How to Relieve Back Pain

Get-Fit Guy shares some of his favorite moves for targeting pain in your low back.

Ben Greenfield
2-minute read

How to Relieve Back Pain

In the episode “Can I Exercise With Low Back Pain?” you learn what causes low back pain and how to exercise with low back pain.

But there is a back pain muscle that I didn’t discuss in that article, and reader Jeph mentioned it when he recently wrote in and asked:

“I am currently recovering from a herniated disk due to a hiking fall and am learning the importance of the multifidus muscle.  But it is very tricky to get to or to truly "feel" it.  Can you discuss it and show some video of strengthening exercises for the multifidus (and, since they are closely connected) the transverse abdominis muscles?”

As this study shows, Jeph is onto something. A poor ability to contract the multifidus and transversus abdominis is associated with chronic low back pain. The multifidus runs from the top of your spine all the way down the bottom, while the transversus abdominis is a deep muscle in your stomach that stabilizes your pelvis.

The good news is that since both muscles attach on your pelvic floor, they can easily be trained together. Here are my favorite moves that target both muscles (simply click on each for a video):

  1. Opposite Arm/Leg Extensions

  2. Side Crunches (yes, I’m not normally a fan of high rep crunches, but doing a workout that includes several of these performed in a slow controlled fashion each week can help)

  3. Reverse Lunge and Swing

Include these in your workout routine 2-3 times per week, and you will notice a difference in how your low back feels. If you have more questions about working your back muscles, post them on the Get-Fit Guy Facebook page.

Related Content

How to Exercise Without Getting Shoulder Pain

What Causes Back Pain?

6 Quick Tips to Avoid Common Fitness Injuries

Lower back pain photo from Shutterstock

All content here is for informational purposes only. This content does not replace the professional judgment of your own health provider. Please consult a licensed health professional for all individual questions and issues.

About the Author

Ben Greenfield

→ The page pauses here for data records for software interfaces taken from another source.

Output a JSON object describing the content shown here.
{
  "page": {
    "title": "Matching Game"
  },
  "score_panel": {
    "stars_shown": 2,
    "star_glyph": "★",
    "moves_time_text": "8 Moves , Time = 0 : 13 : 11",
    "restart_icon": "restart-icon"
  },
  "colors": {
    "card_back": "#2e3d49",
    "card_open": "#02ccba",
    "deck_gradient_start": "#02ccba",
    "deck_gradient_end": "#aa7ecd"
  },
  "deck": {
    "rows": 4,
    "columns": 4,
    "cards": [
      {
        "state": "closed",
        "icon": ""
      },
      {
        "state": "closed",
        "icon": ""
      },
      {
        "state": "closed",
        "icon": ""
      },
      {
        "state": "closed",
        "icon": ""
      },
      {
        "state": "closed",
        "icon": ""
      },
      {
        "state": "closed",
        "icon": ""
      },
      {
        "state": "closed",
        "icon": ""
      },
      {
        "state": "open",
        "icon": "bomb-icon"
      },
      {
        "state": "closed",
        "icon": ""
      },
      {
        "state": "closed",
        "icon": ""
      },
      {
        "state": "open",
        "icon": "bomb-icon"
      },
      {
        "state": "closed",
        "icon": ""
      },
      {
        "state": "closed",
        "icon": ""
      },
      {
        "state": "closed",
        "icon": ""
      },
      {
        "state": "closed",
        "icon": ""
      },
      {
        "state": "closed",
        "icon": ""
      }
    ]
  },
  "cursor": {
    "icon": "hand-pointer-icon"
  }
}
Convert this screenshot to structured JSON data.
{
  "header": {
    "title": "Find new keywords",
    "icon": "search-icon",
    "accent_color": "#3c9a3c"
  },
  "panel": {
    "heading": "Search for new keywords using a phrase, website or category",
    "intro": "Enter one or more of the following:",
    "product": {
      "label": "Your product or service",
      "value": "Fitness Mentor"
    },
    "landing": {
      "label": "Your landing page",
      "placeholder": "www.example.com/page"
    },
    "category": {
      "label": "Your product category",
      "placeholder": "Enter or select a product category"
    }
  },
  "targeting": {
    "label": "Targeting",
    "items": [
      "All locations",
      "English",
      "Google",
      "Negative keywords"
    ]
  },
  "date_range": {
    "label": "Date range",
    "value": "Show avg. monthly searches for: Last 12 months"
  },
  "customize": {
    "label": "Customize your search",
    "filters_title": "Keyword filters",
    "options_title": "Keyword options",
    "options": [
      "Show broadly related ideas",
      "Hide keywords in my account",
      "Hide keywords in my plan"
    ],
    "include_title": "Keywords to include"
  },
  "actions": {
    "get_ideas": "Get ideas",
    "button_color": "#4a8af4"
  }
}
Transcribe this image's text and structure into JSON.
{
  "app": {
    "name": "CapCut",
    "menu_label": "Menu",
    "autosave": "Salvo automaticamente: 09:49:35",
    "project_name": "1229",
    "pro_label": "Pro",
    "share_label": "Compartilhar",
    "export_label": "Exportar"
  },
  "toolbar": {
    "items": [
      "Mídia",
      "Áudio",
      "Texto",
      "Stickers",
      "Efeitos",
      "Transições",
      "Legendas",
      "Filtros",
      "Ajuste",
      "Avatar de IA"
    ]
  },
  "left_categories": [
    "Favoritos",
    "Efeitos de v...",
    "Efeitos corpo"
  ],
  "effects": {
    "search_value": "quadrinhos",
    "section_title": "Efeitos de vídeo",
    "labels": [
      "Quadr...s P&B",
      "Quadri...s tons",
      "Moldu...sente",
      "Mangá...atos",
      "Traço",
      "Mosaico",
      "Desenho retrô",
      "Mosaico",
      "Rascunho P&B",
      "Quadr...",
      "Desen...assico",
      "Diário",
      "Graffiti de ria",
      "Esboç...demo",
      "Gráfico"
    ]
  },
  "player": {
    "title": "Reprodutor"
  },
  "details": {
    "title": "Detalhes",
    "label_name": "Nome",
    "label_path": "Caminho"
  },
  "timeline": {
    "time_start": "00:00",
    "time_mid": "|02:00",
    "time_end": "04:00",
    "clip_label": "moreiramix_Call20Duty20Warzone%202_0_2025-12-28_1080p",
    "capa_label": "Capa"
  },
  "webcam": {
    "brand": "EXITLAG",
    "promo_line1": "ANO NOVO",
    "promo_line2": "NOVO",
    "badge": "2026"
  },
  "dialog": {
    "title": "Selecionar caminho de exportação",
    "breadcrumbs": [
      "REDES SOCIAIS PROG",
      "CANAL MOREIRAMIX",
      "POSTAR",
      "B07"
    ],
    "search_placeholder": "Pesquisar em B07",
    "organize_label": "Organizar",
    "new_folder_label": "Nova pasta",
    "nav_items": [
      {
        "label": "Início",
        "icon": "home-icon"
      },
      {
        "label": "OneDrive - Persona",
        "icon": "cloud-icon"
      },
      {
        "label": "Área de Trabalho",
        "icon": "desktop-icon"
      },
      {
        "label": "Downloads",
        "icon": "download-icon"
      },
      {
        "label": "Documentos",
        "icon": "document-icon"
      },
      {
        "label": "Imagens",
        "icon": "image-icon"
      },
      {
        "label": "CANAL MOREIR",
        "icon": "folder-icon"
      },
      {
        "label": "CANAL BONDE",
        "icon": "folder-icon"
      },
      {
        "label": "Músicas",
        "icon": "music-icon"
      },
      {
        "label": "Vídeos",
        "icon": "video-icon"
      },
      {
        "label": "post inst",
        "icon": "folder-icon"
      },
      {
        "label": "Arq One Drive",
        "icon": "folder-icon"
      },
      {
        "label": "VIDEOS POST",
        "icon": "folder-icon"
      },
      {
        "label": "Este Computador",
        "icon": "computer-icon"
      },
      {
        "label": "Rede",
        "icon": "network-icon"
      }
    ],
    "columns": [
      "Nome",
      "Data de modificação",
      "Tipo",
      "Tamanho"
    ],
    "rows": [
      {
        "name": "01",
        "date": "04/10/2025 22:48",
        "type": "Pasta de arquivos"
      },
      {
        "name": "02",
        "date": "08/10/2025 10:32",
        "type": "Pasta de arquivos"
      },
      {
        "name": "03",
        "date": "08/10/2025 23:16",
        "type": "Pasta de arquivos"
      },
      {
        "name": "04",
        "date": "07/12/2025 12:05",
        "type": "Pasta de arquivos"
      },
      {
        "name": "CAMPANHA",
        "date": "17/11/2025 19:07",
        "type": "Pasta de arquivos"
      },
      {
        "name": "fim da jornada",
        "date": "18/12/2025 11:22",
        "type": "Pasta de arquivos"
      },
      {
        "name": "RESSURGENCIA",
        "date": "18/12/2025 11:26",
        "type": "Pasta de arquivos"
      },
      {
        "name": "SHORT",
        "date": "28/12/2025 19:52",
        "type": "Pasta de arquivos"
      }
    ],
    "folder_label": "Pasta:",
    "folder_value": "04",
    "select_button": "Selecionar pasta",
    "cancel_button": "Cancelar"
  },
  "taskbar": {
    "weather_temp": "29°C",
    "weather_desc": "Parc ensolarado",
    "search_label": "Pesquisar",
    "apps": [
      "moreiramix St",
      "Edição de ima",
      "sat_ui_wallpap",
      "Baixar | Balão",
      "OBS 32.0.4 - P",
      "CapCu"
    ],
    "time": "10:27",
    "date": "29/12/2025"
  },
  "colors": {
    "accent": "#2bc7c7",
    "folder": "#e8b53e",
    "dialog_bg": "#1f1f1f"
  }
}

Ben Greenfield received bachelor’s and master’s degrees from University of Idaho in sports science and exercise physiology; personal training and strength and conditioning certifications from the National Strength and Conditioning Association (NSCA); a sports nutrition certification from the International Society of Sports Nutrition (ISSN), an advanced bicycle fitting certification from Serotta. He has over 11 years’ experience in coaching professional, collegiate, and recreational athletes from all sports, and as helped hundreds of clients achieve weight loss and fitness success.